February 24th, 2021 marked the sixth annual DePauw Day of Dialogue in which faculty, administration, and students convene for an all-day discussion about the problems DePauw is facing and the future of the university. The theme for this year’s dialogue was, “Breaking Down Biases and Building Community”, and in her email to the university before the event, President Lori White wrote, “it presents an opportunity for us to explore the biases that sow division and prevent us from powerful and uplifting connections, even though most of us desire to build up our communities and the individuals within them.” I couldn’t help but zero in on one part of her quote: “most of us.” It’s a sad fact that not everyone feels the same about amplifying the voices of all students, and unfortunately, it is not totally uncommon to come across people who desire to suppress the voices and convictions of students of color, students who are members of the LGBTQ+ community, and more. However, the Day of Dialogue provides the opportunity to open doors of communication that have been closed, and have the uncomfortable conversations necessary to propel our campus towards collectively making positive change.
Furthermore, “collectiveness” is another important facet in the quest for the betterment of the campus, and it often seems to be lacking. While listening to those who were brave enough to speak up and make their grievances heard in the first large group session, there seems to be a divide between professors and students, which is natural, for one must consider the power dynamic between a student and faculty member. However, there must also be mutual respect and willingness to listen to both sides. It is evident that many students feel there is deep necrosis in the curriculum of DePauw in regards to discussing tough issues relating to power, privilege, and diversity in the classroom. One individual brought up the “Power, Privilege, and Diversity” credit requirement in order to graduate. I couldn’t help but think about AP classes in high school. How many of you actually took those classes to glean more knowledge in disciplines such as science, English, mathematics, etc.? How many of you took those classes simply to boost your GPA and/or receive college credit, potentially allowing you to graduate earlier? I am certainly guilty of both, although I took AP English classes more for the “fun of it” than credits. The PPD requirement feels like just that–– we are mandated to take a class that falls in that category to graduate, but shouldn’t we want to anyway?
One of the first sessions I attended was titled, “‘Real ‘White?’: Ancient Greek and Roman Sculpture, Alternative Facts, and the Fabrication of Identity” with Classical Studies professor Dr. James Wells. Dr. Wells began with the hard-hitting claim that classical studies is rooted in racism and the perpetuation of white supremacy, and the idea of pure whiteness as the standard of beauty is inherently flawed. Dr. Sarah Bond, a classical studies professor at the University of Iowa, wrote an article titled “Why We Need to Start Seeing the Classical World in Color”, disproving the common misconception that the pristine white marble of statues is what they actually looked like in ancient Greece and ancient Rome. The statues were most likely painted in vibrant colors, and the Liebieghaus museum put on an exhibit called, “Gods in Color: Polychromy in Antiquity”. The brief description for this exhibit reads:

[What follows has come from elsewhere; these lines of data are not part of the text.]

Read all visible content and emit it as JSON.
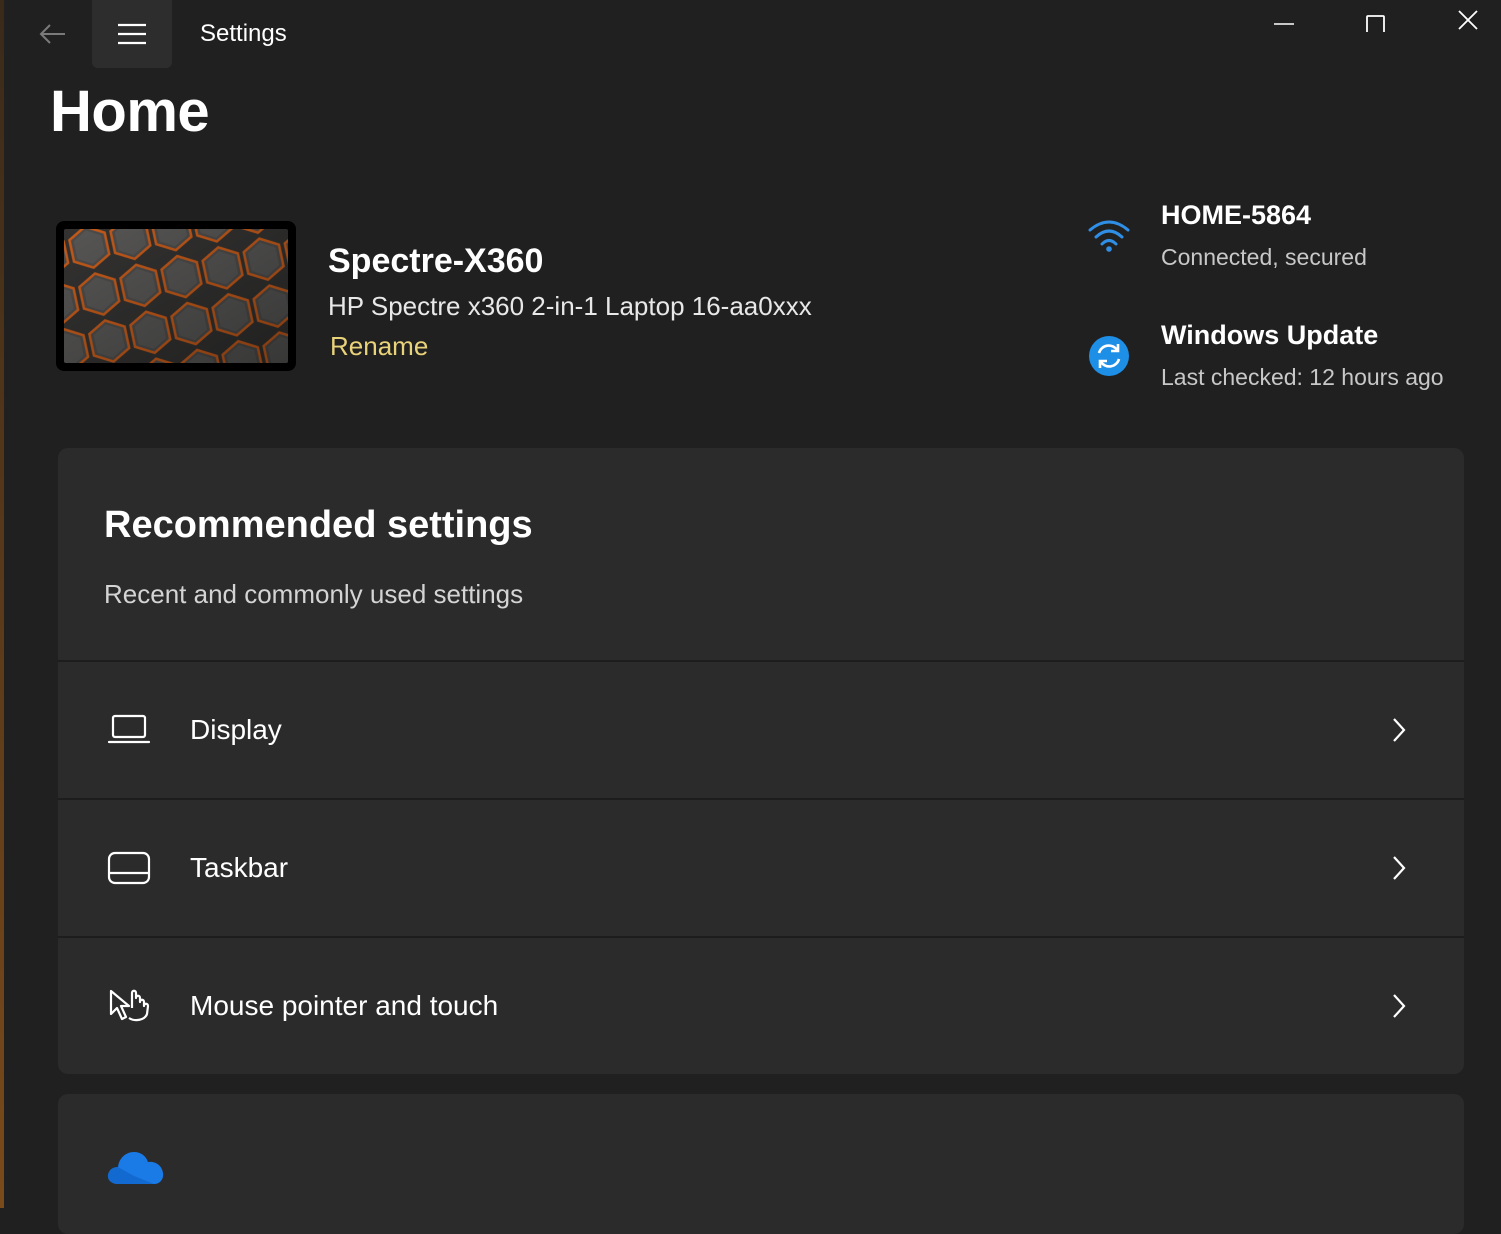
{
  "window": {
    "app_title": "Settings"
  },
  "page": {
    "title": "Home"
  },
  "device": {
    "name": "Spectre-X360",
    "model": "HP Spectre x360 2-in-1 Laptop 16-aa0xxx",
    "rename_label": "Rename"
  },
  "status": {
    "network": {
      "name": "HOME-5864",
      "detail": "Connected, secured",
      "icon": "wifi-icon"
    },
    "update": {
      "name": "Windows Update",
      "detail": "Last checked: 12 hours ago",
      "icon": "sync-icon"
    }
  },
  "recommended": {
    "title": "Recommended settings",
    "subtitle": "Recent and commonly used settings",
    "items": [
      {
        "label": "Display",
        "icon": "laptop-display-icon"
      },
      {
        "label": "Taskbar",
        "icon": "taskbar-icon"
      },
      {
        "label": "Mouse pointer and touch",
        "icon": "pointer-touch-icon"
      }
    ]
  },
  "colors": {
    "background": "#202020",
    "card": "#2b2b2b",
    "accent_link": "#e8d27a",
    "accent_blue": "#1e8fe6"
  }
}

Museum exhibitions of ancient Greek and Roman sculptures are striking for the dominance of pure white marble. But looks can be deceiving. These figures of gods and heroes were once richly clothed in vivid colors! We’ve known this for centuries–– so why does the image of whiteness still persist?

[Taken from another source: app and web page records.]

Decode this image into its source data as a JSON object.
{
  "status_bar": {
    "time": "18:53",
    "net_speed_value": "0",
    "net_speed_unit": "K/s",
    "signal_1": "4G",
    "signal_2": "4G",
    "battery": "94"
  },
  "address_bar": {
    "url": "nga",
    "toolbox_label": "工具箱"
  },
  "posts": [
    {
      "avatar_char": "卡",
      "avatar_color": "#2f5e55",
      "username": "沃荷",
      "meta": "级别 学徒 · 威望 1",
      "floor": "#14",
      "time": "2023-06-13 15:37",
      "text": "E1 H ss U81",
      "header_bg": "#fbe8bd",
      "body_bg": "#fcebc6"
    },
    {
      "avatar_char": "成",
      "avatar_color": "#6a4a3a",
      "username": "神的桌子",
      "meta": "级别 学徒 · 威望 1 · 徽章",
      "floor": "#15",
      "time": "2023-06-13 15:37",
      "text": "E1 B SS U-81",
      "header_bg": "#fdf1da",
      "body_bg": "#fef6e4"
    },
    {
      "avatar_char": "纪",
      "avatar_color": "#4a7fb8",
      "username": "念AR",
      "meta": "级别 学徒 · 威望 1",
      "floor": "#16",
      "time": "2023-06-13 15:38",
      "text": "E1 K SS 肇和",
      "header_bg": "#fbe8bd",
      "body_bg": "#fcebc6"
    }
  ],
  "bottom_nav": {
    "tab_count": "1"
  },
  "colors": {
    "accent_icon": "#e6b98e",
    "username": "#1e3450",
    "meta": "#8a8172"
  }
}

Dr. Bond’s article commented on the Archer from the Temple of Aphaia Aigina, and how it was originally painted but now it just looks gray. She continues to argue that the tendency for modern society to equate the whiteness of marble with beauty is not accurate, and this idea continues to influence white supremacy. The standard of whiteness does not exist. As one might expect, Dr. Bond’s article was not well-received by conservative social platforms.

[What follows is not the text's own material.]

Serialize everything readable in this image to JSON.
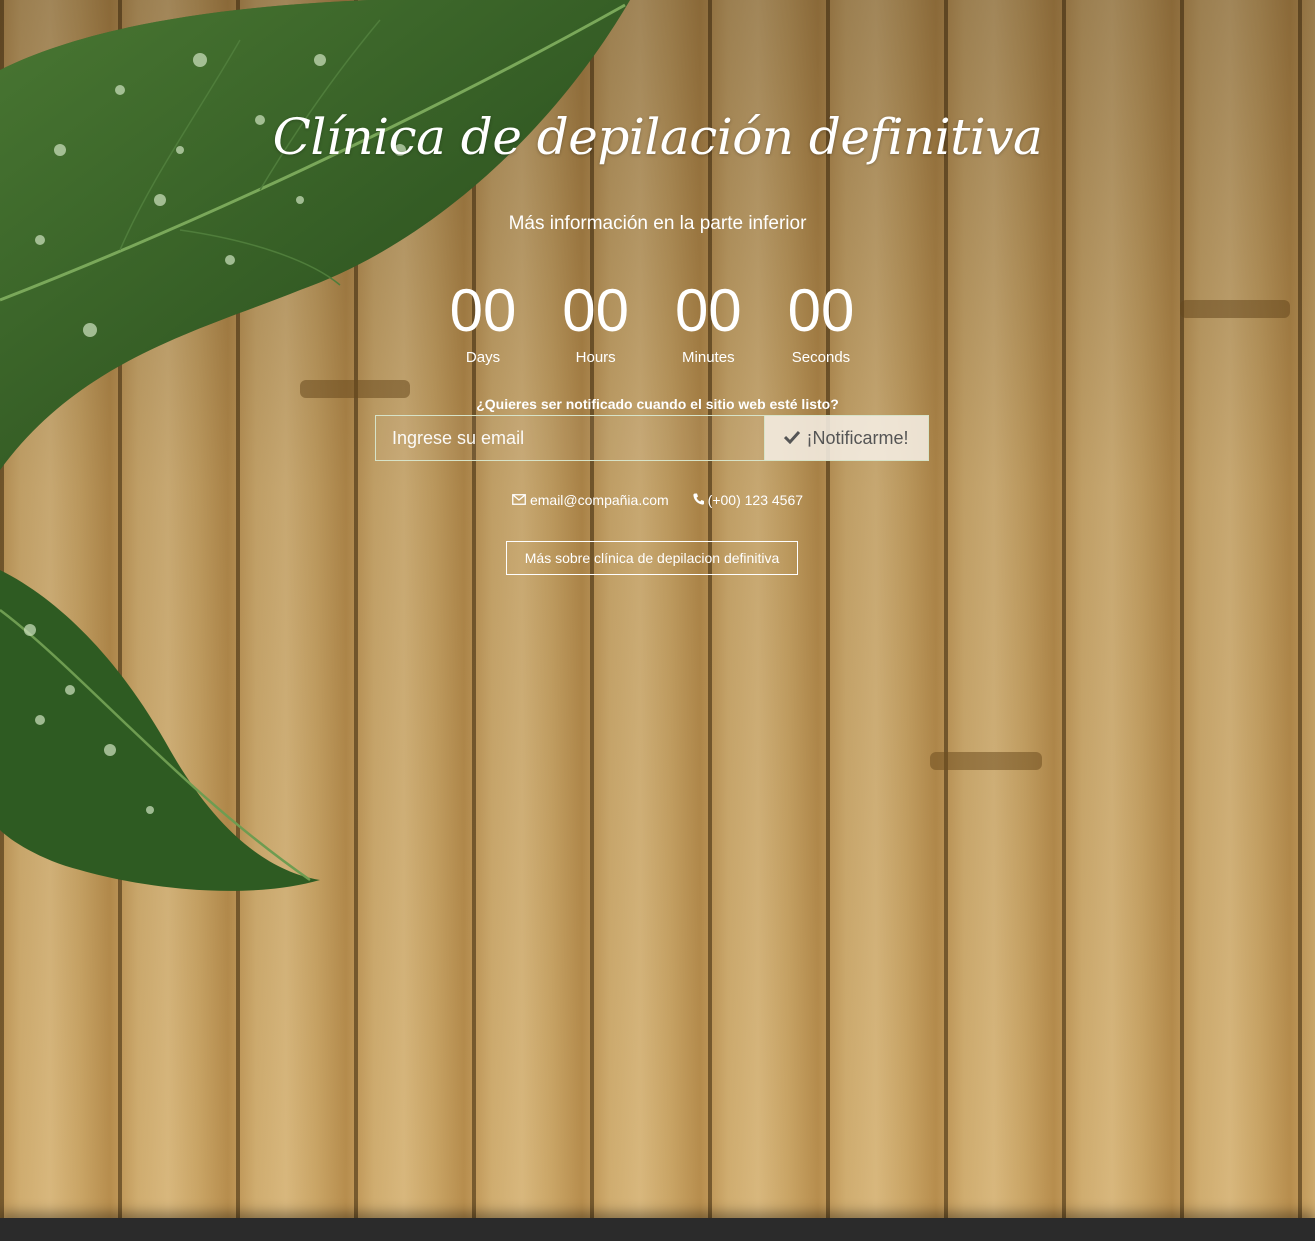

In this same session, Dr. Patrice Rankin’s article “Time for Anti-Racism: A Way Forward for America and Higher Education”, was used as an example. Dr. Rankin argues that white supremacy is a default, and the only way to combat it is to actively be anti-racist–– saying “I’m not racist” or “I don’t have a racist bone in my body” isn’t enough. By the way, of course, you don’t have a racist bone in your body… Bones can’t be racist, but people can be. Dr. Rankin brought up the necessity of a “new abolitionist movement” because the time has come for individuals and institutions to combat innate, systemic, white supremacy.
The question: How can DePauw actively practice anti-racism?
The answer: TBD
One takeaway from this day of dialogue is that students are sick of the responsibility falling on us. It isn’t just our job to bring awareness to equity issues, implicit biases, and personal responsibility… It falls on faculty and staff as well. One student expressed her frustration with students being in separate breakout rooms from professors because progress must also be made in the classroom and curriculum, not just in regards to social interactions. Another student mentioned how the media plays a large role in racism, for the aesthetics of western cultures are used to perpetuate white supremacy. And finally, a testimony that has been on my mind since I heard it: Why does it fall on students of color to share their stories and experiences with a bunch of white students? Why do students of color have to share their pain in order to make a difference? The desire for betterment and inclusion at DePauw should be something desired by all DePauw students, but the only way to truly spur change is for all students and faculty to take the tough, uncomfortable conversations from the Day of Dialogue, internalize them, and refuse to be comfortable again until we, as a collective, see changes.